Matt Lombard has an inserting article on the future of Solidworks, saying that it is dying. Matt has more information, and generally better insight than I on many industry topics. Though his comments regarding Solidworks as we know it may be correct, with the change of kernels and ground up reprogramming making the future foggy, one comment regarding the replacement of Solidworks seems to go to far.
|Photo from Flickr user Mrpbps|
“The market for CAD in the cloud is tiny”. From my own experience the biggest problems with CAD tends to be the ability to easily share the most up to date version of a design. Multi nationals are increasingly becoming more fragmented both in physical locations and virtual They are running on a huge variety of hardware from smartphones to hosted servers and the desire to have a central location which can store, version and deliver to those devices the most up to date design is increasing. Many organizations set up their own CAD in the cloud, with CTOs making major hardware and software purchases to run a network of storage and computing devices. These companies spend huge money of these services often to support all aspects of the organization, not just design and development.
Now certainly there will be a market for independent designers and smaller organizations who do not require CAD in the cloud. Independent contractors will need some form of desktop application that gets the job done without a monthly or yearly fee that cripples their business. Small organizations and start-ups that still manage on a handful of machines, sometimes with as little as one or two true CAD users will also enjoy a model that does not need a yearly investment for the upkeep. Large organizations, where up time is critical, designs are passed across continents to allow 24 hour design time, will be able to produce the ROI required to keep the service model alive. Again, the independents and small organizations (that one day will be much more) should not be discarded nut to relegate the large organizations to a “tiny” piece of the market is just wrong.
There are thousands of organizations who are far from being experts in the networking services required to support their own organizations, so what is the benefit to them to stay current on it? The SaaS model that many reference when discussing CAD in the cloud is quoted as being “we own your designs and sell them back to you”, which simply isn’t true. IP does not transfer ownership simply because of the storage location. This is never how ownership works. If it did you better believe every person using gmail is screwed, GoDaddy would be worth 50x what it currently is, and banks would not be going under (okay maybe they would still would). That is not to say users should ignore the security risks and transferability concerns. Building a design on top of a proprietary system and relying heavily on the backend to always be there is a concern. Renting back the systems to access your own data IS a concern and though everyone would like to build a monopolistic company competitors and customers will see through this.

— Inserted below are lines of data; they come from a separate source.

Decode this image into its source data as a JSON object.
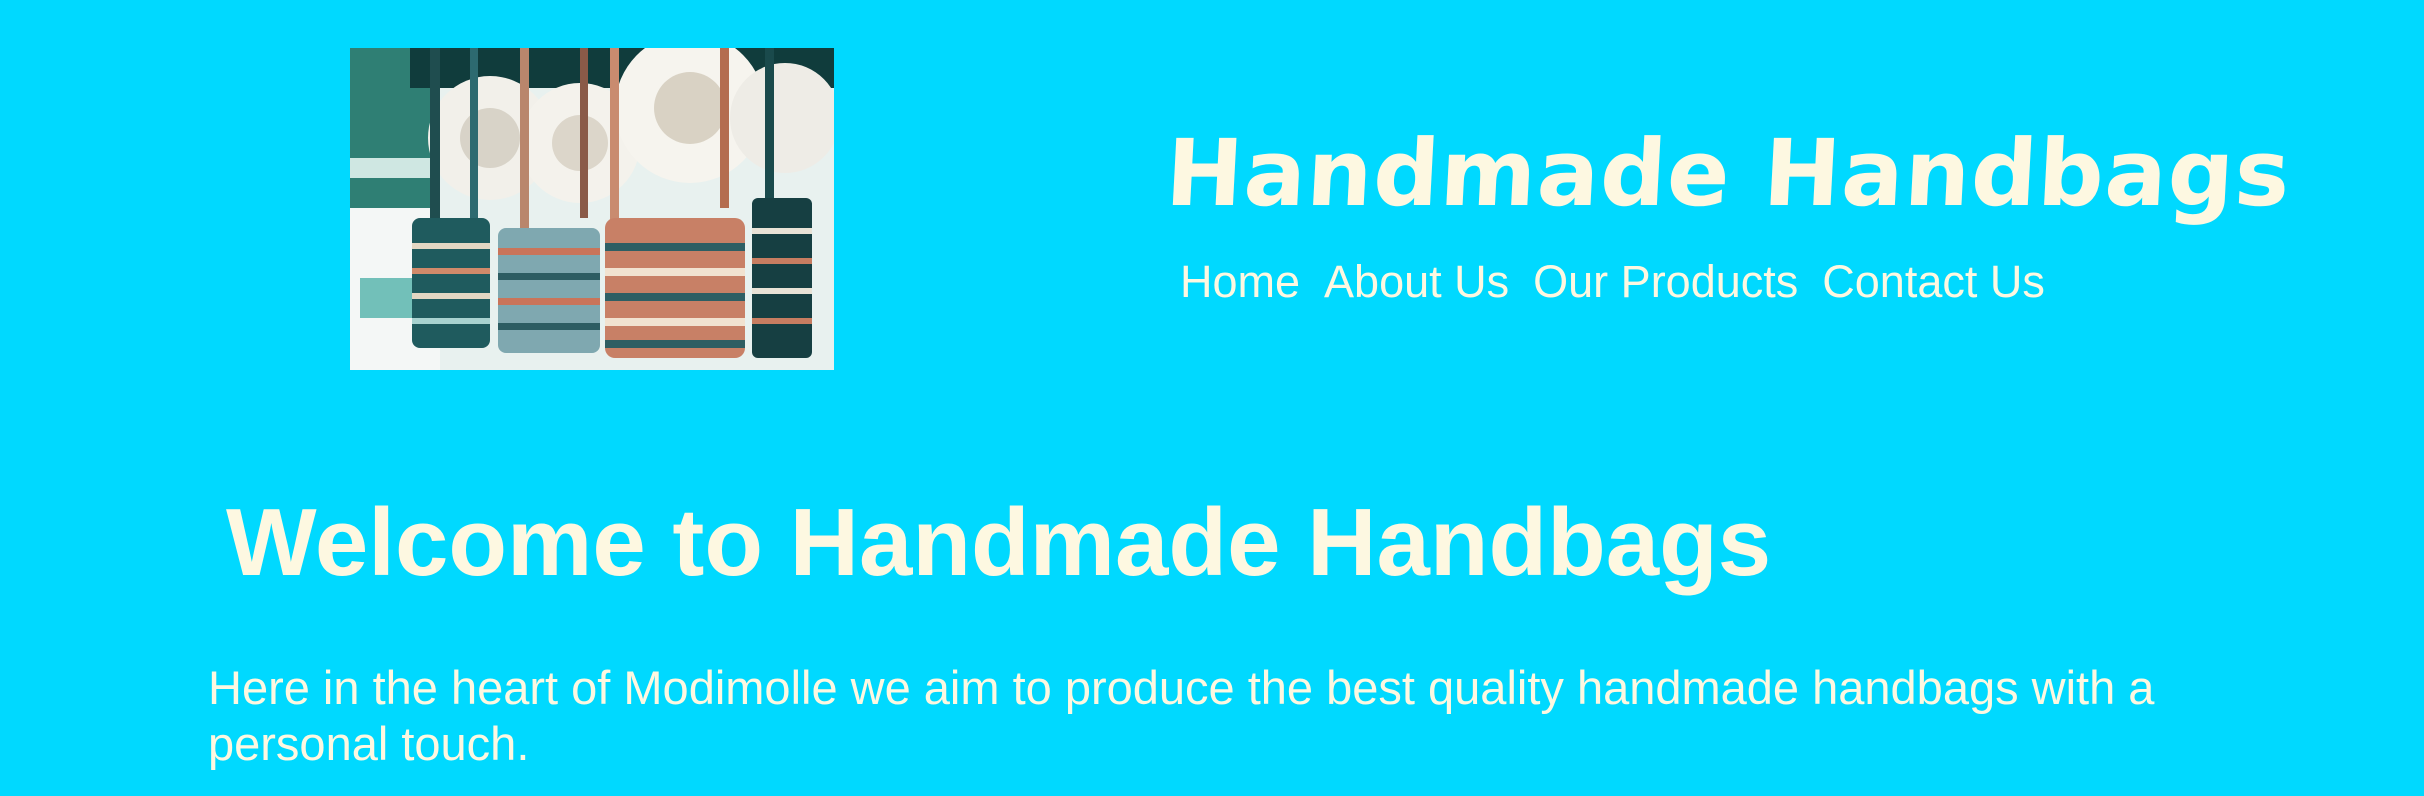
{
  "colors": {
    "background": "#00d9ff",
    "text": "#fdf8e1"
  },
  "header": {
    "image_alt": "Handwoven bags hanging at a market stall",
    "title": "Handmade  Handbags",
    "nav": [
      {
        "label": "Home"
      },
      {
        "label": "About Us"
      },
      {
        "label": "Our Products"
      },
      {
        "label": "Contact Us"
      }
    ]
  },
  "main": {
    "heading": "Welcome to Handmade Handbags",
    "intro": "Here in the heart of Modimolle we aim to produce the best quality handmade handbags with a personal touch."
  }
}
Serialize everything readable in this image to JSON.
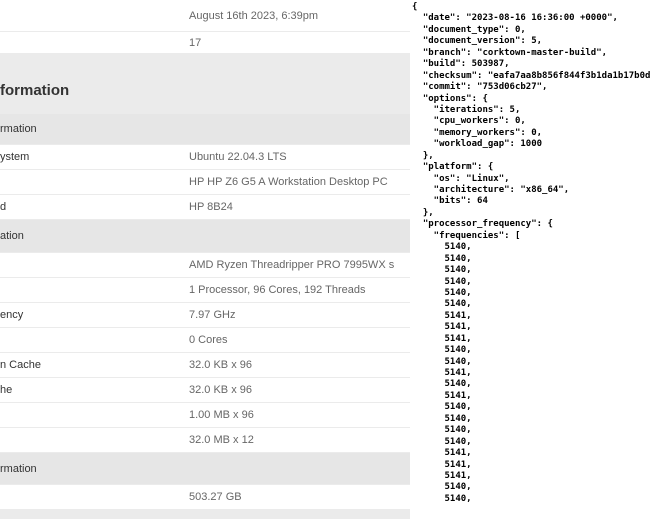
{
  "info": {
    "top_rows": [
      {
        "label": "",
        "value": "August 16th 2023, 6:39pm"
      },
      {
        "label": "",
        "value": "17"
      }
    ],
    "section_title": "formation",
    "groups": [
      {
        "header": "rmation",
        "rows": [
          {
            "label": "ystem",
            "value": "Ubuntu 22.04.3 LTS"
          },
          {
            "label": "",
            "value": "HP HP Z6 G5 A Workstation Desktop PC"
          },
          {
            "label": "d",
            "value": "HP 8B24"
          }
        ]
      },
      {
        "header": "ation",
        "rows": [
          {
            "label": "",
            "value": "AMD Ryzen Threadripper PRO 7995WX s"
          },
          {
            "label": "",
            "value": "1 Processor, 96 Cores, 192 Threads"
          },
          {
            "label": "ency",
            "value": "7.97 GHz"
          },
          {
            "label": "",
            "value": "0 Cores"
          },
          {
            "label": "n Cache",
            "value": "32.0 KB x 96"
          },
          {
            "label": "he",
            "value": "32.0 KB x 96"
          },
          {
            "label": "",
            "value": "1.00 MB x 96"
          },
          {
            "label": "",
            "value": "32.0 MB x 12"
          }
        ]
      },
      {
        "header": "rmation",
        "rows": [
          {
            "label": "",
            "value": "503.27 GB"
          }
        ]
      }
    ]
  },
  "json_lines": [
    "{",
    "  \"date\": \"2023-08-16 16:36:00 +0000\",",
    "  \"document_type\": 0,",
    "  \"document_version\": 5,",
    "  \"branch\": \"corktown-master-build\",",
    "  \"build\": 503987,",
    "  \"checksum\": \"eafa7aa8b856f844f3b1da1b17b0d9",
    "  \"commit\": \"753d06cb27\",",
    "  \"options\": {",
    "    \"iterations\": 5,",
    "    \"cpu_workers\": 0,",
    "    \"memory_workers\": 0,",
    "    \"workload_gap\": 1000",
    "  },",
    "  \"platform\": {",
    "    \"os\": \"Linux\",",
    "    \"architecture\": \"x86_64\",",
    "    \"bits\": 64",
    "  },",
    "  \"processor_frequency\": {",
    "    \"frequencies\": [",
    "      5140,",
    "      5140,",
    "      5140,",
    "      5140,",
    "      5140,",
    "      5140,",
    "      5141,",
    "      5141,",
    "      5141,",
    "      5140,",
    "      5140,",
    "      5141,",
    "      5140,",
    "      5141,",
    "      5140,",
    "      5140,",
    "      5140,",
    "      5140,",
    "      5141,",
    "      5141,",
    "      5141,",
    "      5140,",
    "      5140,"
  ]
}
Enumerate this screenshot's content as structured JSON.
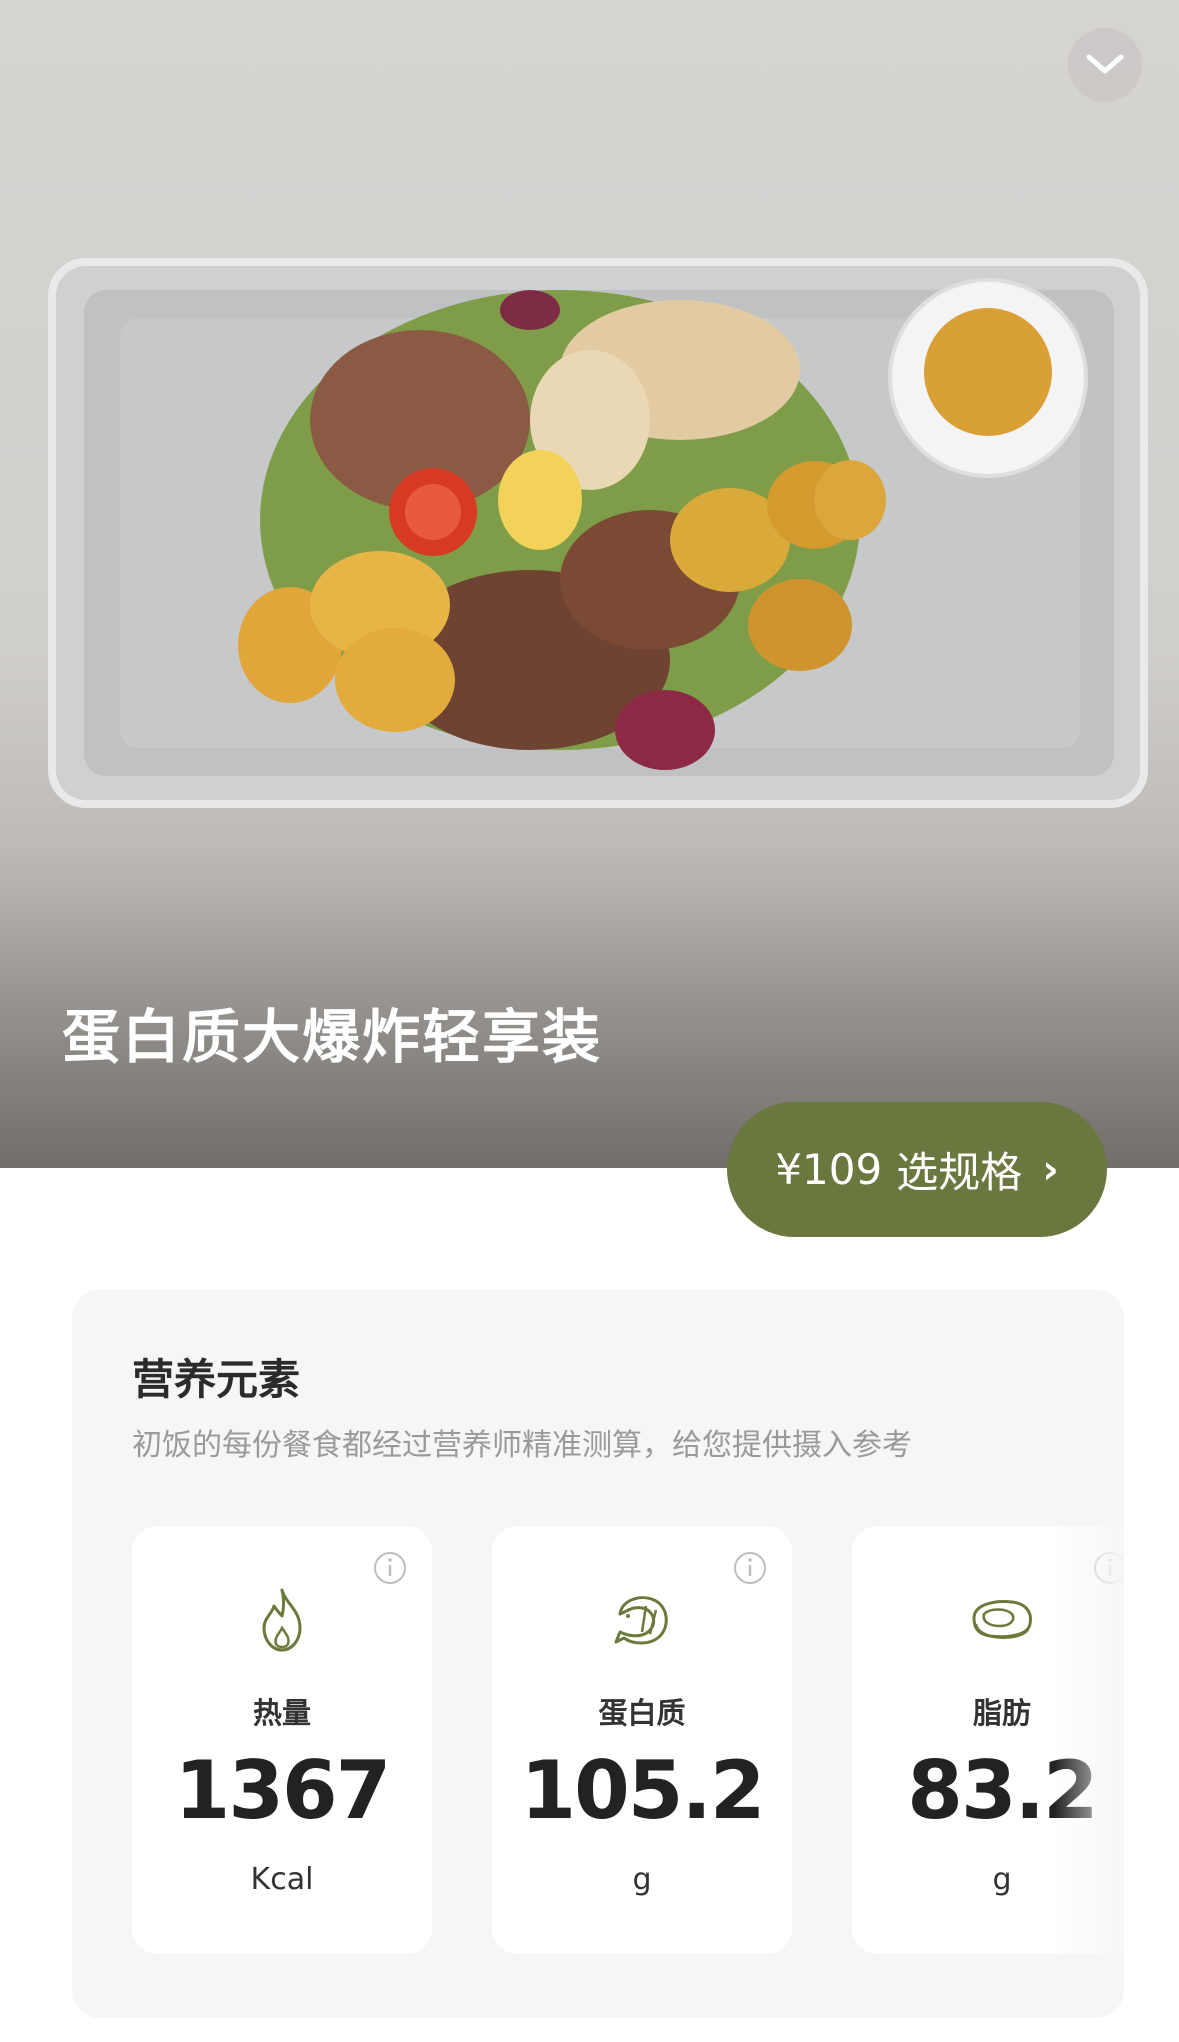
{
  "product": {
    "title": "蛋白质大爆炸轻享装",
    "price": "¥109",
    "select_spec": "选规格"
  },
  "nutrition": {
    "title": "营养元素",
    "subtitle": "初饭的每份餐食都经过营养师精准测算，给您提供摄入参考",
    "items": [
      {
        "label": "热量",
        "value": "1367",
        "unit": "Kcal",
        "icon": "flame-icon"
      },
      {
        "label": "蛋白质",
        "value": "105.2",
        "unit": "g",
        "icon": "shrimp-icon"
      },
      {
        "label": "脂肪",
        "value": "83.2",
        "unit": "g",
        "icon": "meat-icon"
      }
    ]
  },
  "colors": {
    "accent_green": "#6a773f",
    "panel_bg": "#f6f6f6",
    "icon_olive": "#6b7a3a"
  }
}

The debarte and discourese that Matt and others point out is entirely warranted which is why I think some form of hybrid model will eventually be adopted. Pay as you go with a strict out fee or known ability to pull a design at any given time. Sure the design may become outdated but that becomes a question of backwards compatibility. Who has not at one point been bitten by the advancements of technology making yesterdays news obsolete. No one is arguing that an iPod should be able to play 8-tracks.
So long as the designs can be exported to some form of desktop system the market for a service that allows editing, storage, sharing with operational systems, transfer, and referencing of CAD designs is very large. It remains to be seen if Solidworks is the software, or Dassault the company, that will ultimately deliver a usable package but be certain that someone will and when they do their business will not be “tiny”.
See Matt’s original article at his blog Dezign Stuff